*** Study material ***

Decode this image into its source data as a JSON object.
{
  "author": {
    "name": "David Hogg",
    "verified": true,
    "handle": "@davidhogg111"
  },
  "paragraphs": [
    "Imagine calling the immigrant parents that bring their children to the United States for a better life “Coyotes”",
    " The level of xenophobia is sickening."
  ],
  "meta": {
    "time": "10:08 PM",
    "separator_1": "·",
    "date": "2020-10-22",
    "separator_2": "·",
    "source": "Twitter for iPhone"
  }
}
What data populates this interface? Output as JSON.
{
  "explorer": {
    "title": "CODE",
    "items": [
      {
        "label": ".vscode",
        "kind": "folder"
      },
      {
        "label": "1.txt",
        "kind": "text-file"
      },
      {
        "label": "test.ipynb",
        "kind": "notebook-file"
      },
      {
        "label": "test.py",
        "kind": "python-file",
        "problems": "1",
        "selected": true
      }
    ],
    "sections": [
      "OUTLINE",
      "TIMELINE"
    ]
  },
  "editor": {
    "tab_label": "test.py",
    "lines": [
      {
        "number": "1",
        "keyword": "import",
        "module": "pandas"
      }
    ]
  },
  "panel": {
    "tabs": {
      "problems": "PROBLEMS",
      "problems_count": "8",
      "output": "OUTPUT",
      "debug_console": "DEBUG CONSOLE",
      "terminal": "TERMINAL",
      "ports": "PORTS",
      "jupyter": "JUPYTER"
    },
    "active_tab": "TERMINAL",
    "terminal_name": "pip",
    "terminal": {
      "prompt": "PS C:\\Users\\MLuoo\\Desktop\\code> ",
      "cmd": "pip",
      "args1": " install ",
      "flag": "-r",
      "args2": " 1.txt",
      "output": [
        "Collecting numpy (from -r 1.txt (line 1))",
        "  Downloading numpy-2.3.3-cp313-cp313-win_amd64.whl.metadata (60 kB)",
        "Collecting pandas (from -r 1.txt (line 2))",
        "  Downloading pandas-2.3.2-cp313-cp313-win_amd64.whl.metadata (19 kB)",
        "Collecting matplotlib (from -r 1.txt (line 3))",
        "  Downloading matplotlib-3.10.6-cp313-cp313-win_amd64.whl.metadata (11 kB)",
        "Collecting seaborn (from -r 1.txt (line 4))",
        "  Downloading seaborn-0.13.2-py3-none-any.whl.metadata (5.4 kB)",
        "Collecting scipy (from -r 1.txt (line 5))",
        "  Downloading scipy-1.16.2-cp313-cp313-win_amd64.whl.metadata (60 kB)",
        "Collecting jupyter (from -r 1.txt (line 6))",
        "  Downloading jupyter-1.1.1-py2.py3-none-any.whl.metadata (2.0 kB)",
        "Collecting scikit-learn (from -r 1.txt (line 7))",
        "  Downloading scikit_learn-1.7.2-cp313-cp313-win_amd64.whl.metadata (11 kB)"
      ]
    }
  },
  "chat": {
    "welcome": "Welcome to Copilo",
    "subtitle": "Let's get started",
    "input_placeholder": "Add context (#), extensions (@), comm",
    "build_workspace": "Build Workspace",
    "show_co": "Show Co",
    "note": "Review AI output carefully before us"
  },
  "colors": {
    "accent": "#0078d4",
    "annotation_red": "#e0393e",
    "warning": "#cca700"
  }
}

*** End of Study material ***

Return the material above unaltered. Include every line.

Decode this image into its source data as a JSON object.
{
  "author": {
    "name": "David Hogg",
    "verified": true,
    "handle": "@davidhogg111"
  },
  "paragraphs": [
    "Imagine calling the immigrant parents that bring their children to the United States for a better life “Coyotes”",
    " The level of xenophobia is sickening."
  ],
  "meta": {
    "time": "10:08 PM",
    "separator_1": "·",
    "date": "2020-10-22",
    "separator_2": "·",
    "source": "Twitter for iPhone"
  }
}
What data populates this interface? Output as JSON.
{
  "explorer": {
    "title": "CODE",
    "items": [
      {
        "label": ".vscode",
        "kind": "folder"
      },
      {
        "label": "1.txt",
        "kind": "text-file"
      },
      {
        "label": "test.ipynb",
        "kind": "notebook-file"
      },
      {
        "label": "test.py",
        "kind": "python-file",
        "problems": "1",
        "selected": true
      }
    ],
    "sections": [
      "OUTLINE",
      "TIMELINE"
    ]
  },
  "editor": {
    "tab_label": "test.py",
    "lines": [
      {
        "number": "1",
        "keyword": "import",
        "module": "pandas"
      }
    ]
  },
  "panel": {
    "tabs": {
      "problems": "PROBLEMS",
      "problems_count": "8",
      "output": "OUTPUT",
      "debug_console": "DEBUG CONSOLE",
      "terminal": "TERMINAL",
      "ports": "PORTS",
      "jupyter": "JUPYTER"
    },
    "active_tab": "TERMINAL",
    "terminal_name": "pip",
    "terminal": {
      "prompt": "PS C:\\Users\\MLuoo\\Desktop\\code> ",
      "cmd": "pip",
      "args1": " install ",
      "flag": "-r",
      "args2": " 1.txt",
      "output": [
        "Collecting numpy (from -r 1.txt (line 1))",
        "  Downloading numpy-2.3.3-cp313-cp313-win_amd64.whl.metadata (60 kB)",
        "Collecting pandas (from -r 1.txt (line 2))",
        "  Downloading pandas-2.3.2-cp313-cp313-win_amd64.whl.metadata (19 kB)",
        "Collecting matplotlib (from -r 1.txt (line 3))",
        "  Downloading matplotlib-3.10.6-cp313-cp313-win_amd64.whl.metadata (11 kB)",
        "Collecting seaborn (from -r 1.txt (line 4))",
        "  Downloading seaborn-0.13.2-py3-none-any.whl.metadata (5.4 kB)",
        "Collecting scipy (from -r 1.txt (line 5))",
        "  Downloading scipy-1.16.2-cp313-cp313-win_amd64.whl.metadata (60 kB)",
        "Collecting jupyter (from -r 1.txt (line 6))",
        "  Downloading jupyter-1.1.1-py2.py3-none-any.whl.metadata (2.0 kB)",
        "Collecting scikit-learn (from -r 1.txt (line 7))",
        "  Downloading scikit_learn-1.7.2-cp313-cp313-win_amd64.whl.metadata (11 kB)"
      ]
    }
  },
  "chat": {
    "welcome": "Welcome to Copilo",
    "subtitle": "Let's get started",
    "input_placeholder": "Add context (#), extensions (@), comm",
    "build_workspace": "Build Workspace",
    "show_co": "Show Co",
    "note": "Review AI output carefully before us"
  },
  "colors": {
    "accent": "#0078d4",
    "annotation_red": "#e0393e",
    "warning": "#cca700"
  }
}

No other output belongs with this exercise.